Anyone putting on Mitch Ryder's new album for a whiff of that old Detroit perfume is apt to be disappointed, because the general redolence here, while pleasant enough, is that of producer John Cougar's Main Street America chili dogs. Which is not to say that "Never Kick a Sleeping Dog" doesn't have a respectable percentage of meatiness and spice; but Cougar has applied his own (successful) formulas to Ryder's record with such a heavy hand that a lot of it ends up sounding like filler for one of his own albums.

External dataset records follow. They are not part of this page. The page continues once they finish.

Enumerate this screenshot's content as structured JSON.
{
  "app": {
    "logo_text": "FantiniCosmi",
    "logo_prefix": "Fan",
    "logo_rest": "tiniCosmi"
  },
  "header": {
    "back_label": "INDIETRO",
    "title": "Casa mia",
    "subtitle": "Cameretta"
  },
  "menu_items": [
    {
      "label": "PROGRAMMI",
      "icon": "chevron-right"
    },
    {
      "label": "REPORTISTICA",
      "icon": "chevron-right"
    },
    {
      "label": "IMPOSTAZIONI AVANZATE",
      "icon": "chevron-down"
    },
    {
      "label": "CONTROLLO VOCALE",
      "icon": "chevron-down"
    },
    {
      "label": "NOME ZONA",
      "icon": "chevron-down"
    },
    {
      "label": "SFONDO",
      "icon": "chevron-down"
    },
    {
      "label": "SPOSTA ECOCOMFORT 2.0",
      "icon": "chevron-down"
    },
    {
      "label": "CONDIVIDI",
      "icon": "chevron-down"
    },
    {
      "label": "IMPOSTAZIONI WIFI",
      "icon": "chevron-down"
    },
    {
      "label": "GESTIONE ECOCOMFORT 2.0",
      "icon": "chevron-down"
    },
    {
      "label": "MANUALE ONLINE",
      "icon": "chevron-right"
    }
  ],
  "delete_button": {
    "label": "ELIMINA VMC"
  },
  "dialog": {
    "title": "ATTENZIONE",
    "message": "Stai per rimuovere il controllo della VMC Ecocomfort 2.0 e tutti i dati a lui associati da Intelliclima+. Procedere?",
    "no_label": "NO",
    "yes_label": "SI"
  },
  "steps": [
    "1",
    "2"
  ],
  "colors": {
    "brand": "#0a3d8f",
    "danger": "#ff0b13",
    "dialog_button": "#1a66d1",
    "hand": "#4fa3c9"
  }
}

Without question, the worst track here is Cougar's own "Rue de Trahir," a pointless, bathetic ballad that sounds like Garland Jeffreys on a real bad day. A much better bet is Ryder's gut-level reading of Prince's "When You Were Mine." And the kindest cut of all is Ryder's duet with fellow rock holdout Marianne Faithfull on Bill Amesbury's "A Thrill's a Thrill," which this one is. Not only are they singing from the same hymnal in the high church of low-culture sleaze, but their gravelly, vice-ravaged voices blend together like a couple of mezzo- banshees from Satan's own choir.

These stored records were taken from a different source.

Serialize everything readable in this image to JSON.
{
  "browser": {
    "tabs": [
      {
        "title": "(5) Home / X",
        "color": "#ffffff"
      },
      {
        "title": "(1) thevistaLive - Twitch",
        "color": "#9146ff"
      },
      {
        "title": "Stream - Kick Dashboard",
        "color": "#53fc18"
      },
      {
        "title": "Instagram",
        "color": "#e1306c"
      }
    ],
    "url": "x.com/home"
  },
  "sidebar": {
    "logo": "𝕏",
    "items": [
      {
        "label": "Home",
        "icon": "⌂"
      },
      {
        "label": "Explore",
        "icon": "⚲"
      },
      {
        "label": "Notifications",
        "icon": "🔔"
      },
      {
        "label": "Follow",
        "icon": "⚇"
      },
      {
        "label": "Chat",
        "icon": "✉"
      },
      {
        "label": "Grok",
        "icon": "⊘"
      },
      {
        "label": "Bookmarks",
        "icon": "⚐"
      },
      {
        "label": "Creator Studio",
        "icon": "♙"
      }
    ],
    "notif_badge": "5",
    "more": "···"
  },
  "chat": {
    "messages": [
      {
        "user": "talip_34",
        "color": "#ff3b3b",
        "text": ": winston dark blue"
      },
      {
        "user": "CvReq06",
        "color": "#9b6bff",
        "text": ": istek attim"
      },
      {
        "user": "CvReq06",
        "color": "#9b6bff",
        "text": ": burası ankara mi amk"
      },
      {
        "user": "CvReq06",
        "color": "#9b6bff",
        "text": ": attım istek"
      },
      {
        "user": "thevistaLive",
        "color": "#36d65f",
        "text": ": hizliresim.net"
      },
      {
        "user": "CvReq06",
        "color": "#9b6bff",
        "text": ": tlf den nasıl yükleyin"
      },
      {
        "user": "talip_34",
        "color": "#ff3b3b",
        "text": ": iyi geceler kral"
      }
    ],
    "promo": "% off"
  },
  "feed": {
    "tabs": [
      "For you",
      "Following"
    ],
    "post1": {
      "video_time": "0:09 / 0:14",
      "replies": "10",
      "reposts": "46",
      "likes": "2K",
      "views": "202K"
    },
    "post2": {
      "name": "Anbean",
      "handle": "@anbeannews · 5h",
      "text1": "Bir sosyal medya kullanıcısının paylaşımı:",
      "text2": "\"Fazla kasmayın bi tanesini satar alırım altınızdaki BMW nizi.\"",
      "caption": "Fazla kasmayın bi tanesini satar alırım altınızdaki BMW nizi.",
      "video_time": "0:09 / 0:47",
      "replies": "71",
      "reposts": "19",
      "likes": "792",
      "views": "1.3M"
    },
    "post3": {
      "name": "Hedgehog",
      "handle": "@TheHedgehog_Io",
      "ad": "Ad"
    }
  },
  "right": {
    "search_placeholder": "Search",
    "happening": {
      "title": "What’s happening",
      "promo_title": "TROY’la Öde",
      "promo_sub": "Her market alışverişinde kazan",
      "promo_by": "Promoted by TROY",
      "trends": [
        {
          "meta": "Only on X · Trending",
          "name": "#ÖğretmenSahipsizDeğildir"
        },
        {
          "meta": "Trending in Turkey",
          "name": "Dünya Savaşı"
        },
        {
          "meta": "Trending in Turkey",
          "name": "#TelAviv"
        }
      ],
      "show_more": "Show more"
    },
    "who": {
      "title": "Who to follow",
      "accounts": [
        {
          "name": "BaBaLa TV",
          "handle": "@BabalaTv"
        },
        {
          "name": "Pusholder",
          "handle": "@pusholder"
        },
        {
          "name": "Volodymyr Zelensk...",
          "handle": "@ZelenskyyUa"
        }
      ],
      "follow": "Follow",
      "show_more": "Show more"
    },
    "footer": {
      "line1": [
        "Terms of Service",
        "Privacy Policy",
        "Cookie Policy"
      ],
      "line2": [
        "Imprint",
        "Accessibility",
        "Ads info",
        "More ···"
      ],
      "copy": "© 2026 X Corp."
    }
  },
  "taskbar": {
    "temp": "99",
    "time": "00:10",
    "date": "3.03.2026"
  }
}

In terms of assertive individualism, that's all, folks. And the fact that Ryder sounds so indelibly, well, Ryder on another current release -- with Was (Not Was) on "Born to Laugh at Tornadoes" -- is further evidence that the fault must be laid at Cougar's door. It's a case of "produce thy teen heroes as thou wouldst have them produce thee"; or maybe the child is too strenuously father to the man. Could be it just wasn't such a swell idea to begin with.

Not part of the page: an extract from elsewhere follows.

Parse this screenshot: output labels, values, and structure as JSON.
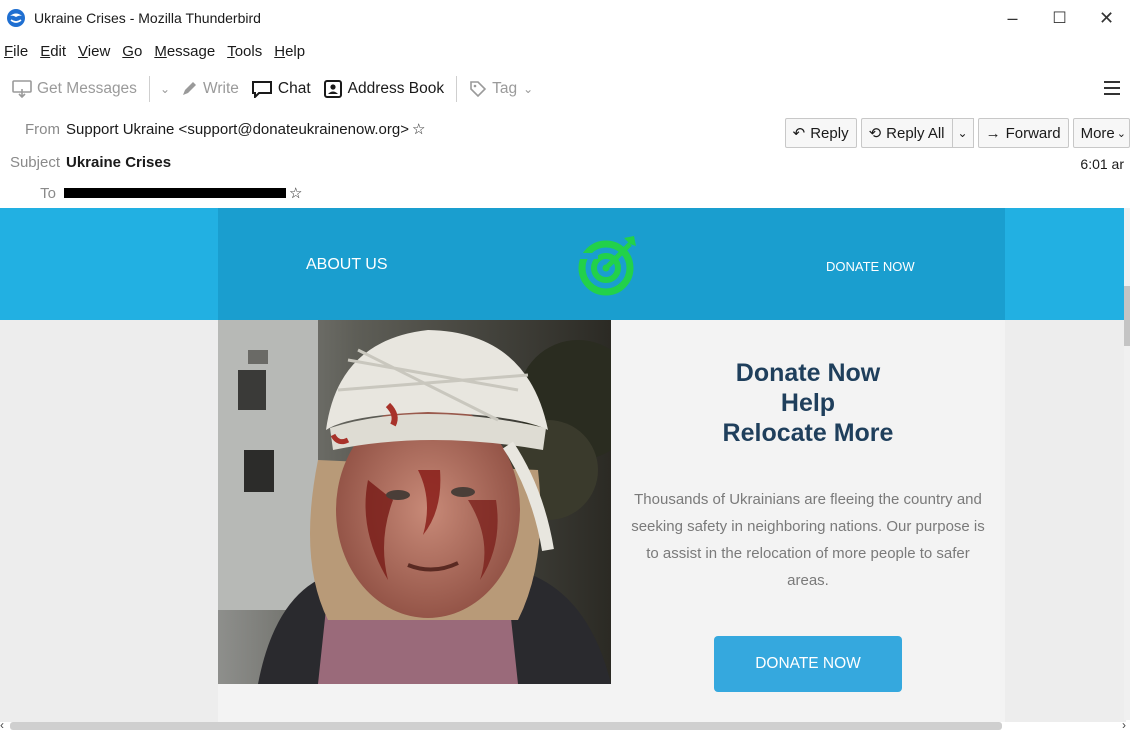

MITCH RYDER -- "Never Kick a Sleeping Dog" (RIVA RVL 7503). Appearing Sunday at 8 at the Bayou.